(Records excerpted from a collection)
+===+

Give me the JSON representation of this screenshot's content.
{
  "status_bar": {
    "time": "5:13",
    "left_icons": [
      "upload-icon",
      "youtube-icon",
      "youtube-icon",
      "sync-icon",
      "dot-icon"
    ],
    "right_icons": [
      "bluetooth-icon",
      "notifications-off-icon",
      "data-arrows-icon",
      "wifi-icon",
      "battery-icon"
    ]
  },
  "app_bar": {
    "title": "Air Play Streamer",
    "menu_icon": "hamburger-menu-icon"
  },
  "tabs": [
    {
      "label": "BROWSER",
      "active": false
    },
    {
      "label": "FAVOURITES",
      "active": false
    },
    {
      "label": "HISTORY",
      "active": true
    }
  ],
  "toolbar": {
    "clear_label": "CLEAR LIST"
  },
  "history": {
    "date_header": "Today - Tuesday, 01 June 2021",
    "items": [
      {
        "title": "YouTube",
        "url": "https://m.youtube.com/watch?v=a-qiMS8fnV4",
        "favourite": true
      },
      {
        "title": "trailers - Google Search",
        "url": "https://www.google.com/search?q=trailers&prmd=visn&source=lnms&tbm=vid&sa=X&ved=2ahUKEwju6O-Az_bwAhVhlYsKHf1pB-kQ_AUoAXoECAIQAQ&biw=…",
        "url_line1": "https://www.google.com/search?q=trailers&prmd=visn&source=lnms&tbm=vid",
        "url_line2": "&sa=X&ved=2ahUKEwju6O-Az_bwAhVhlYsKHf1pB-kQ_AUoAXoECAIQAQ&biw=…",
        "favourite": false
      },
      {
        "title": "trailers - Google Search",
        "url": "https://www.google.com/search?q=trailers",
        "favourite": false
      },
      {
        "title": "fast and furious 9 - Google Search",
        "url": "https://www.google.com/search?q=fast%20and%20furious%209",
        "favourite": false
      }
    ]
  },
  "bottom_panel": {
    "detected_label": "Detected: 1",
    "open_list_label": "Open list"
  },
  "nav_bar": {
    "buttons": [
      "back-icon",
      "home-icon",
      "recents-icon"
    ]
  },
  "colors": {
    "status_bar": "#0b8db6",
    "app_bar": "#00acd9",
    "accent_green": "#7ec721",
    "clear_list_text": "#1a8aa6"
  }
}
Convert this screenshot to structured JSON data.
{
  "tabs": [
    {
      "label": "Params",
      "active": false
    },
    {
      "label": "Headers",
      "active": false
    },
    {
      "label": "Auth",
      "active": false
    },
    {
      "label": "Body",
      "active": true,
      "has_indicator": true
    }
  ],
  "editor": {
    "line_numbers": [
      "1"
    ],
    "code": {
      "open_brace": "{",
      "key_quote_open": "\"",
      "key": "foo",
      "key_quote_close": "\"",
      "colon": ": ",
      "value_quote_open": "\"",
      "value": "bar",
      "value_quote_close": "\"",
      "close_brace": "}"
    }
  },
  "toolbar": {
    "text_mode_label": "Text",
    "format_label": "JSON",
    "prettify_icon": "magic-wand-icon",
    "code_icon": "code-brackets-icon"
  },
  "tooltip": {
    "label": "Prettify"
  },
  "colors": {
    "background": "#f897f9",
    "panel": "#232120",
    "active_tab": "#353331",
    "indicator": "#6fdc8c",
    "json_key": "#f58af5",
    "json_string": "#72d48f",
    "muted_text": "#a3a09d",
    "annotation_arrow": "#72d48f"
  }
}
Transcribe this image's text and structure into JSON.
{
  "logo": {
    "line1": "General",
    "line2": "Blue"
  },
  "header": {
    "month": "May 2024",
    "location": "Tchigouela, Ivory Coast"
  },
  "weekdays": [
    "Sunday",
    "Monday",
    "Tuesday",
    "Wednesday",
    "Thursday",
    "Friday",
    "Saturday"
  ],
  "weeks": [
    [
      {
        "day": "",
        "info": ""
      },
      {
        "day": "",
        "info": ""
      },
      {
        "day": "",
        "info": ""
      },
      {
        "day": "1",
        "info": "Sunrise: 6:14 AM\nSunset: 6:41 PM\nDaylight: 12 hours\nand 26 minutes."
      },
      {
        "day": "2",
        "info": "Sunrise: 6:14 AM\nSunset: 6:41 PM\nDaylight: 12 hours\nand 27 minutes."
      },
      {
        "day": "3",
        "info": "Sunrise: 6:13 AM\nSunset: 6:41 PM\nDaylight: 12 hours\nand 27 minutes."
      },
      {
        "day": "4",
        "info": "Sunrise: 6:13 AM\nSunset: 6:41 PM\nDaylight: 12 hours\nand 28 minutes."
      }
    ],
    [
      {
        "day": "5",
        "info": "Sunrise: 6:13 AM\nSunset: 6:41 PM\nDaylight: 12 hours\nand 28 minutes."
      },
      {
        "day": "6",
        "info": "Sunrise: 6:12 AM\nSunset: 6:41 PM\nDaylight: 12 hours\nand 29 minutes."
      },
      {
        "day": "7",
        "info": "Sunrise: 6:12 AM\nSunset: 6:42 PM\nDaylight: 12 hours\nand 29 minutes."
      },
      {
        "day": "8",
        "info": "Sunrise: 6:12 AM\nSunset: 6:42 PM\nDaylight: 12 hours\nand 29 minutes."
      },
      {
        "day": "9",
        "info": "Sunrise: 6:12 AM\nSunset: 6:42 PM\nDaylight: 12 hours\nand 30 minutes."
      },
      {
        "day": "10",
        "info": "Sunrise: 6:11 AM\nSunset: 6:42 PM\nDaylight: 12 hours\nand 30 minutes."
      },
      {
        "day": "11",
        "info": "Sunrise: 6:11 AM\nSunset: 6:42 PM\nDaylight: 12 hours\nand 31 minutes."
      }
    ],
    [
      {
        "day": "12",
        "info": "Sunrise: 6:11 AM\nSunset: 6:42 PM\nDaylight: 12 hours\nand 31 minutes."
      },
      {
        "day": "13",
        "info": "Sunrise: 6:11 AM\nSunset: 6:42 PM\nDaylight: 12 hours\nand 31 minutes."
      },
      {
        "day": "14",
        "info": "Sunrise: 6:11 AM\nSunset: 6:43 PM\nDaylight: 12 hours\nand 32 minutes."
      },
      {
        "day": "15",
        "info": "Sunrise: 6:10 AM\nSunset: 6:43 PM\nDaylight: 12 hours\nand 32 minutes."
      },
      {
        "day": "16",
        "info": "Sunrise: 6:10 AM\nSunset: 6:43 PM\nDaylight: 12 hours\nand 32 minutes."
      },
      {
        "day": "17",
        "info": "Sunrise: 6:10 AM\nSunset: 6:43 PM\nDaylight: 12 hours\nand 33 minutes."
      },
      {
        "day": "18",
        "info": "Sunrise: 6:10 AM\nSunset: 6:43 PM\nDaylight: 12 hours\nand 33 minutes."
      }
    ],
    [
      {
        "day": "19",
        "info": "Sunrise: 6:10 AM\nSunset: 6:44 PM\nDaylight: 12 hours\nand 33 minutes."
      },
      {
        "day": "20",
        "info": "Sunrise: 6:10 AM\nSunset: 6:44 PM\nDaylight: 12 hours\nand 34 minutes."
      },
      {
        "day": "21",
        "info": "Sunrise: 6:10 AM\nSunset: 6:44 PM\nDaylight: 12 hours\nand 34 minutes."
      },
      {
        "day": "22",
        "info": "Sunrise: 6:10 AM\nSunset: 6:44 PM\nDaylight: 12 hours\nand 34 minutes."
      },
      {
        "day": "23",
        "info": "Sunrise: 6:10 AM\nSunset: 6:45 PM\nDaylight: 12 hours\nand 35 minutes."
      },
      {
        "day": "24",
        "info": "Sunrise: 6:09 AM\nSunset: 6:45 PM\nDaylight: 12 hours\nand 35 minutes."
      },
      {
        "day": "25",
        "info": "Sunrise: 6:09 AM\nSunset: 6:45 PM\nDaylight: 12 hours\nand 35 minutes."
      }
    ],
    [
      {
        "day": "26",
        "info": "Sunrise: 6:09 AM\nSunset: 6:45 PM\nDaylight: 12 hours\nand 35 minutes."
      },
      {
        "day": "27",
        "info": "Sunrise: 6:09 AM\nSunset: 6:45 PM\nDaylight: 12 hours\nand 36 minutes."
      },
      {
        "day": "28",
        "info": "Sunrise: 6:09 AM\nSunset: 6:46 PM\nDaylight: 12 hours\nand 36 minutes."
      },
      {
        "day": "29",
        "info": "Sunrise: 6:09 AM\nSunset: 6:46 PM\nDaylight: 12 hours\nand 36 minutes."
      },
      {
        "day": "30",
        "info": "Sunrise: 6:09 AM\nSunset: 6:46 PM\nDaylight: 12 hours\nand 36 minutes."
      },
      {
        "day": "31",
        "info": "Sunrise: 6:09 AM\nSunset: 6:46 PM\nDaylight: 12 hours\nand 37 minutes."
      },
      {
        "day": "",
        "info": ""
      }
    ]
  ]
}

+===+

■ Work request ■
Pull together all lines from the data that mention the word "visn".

■ Task result ■
        "url": "https://www.google.com/search?q=trailers&prmd=visn&source=lnms&tbm=vid&sa=X&ved=2ahUKEwju6O-Az_bwAhVhlYsKHf1pB-kQ_AUoAXoECAIQAQ&biw=…",
        "url_line1": "https://www.google.com/search?q=trailers&prmd=visn&source=lnms&tbm=vid",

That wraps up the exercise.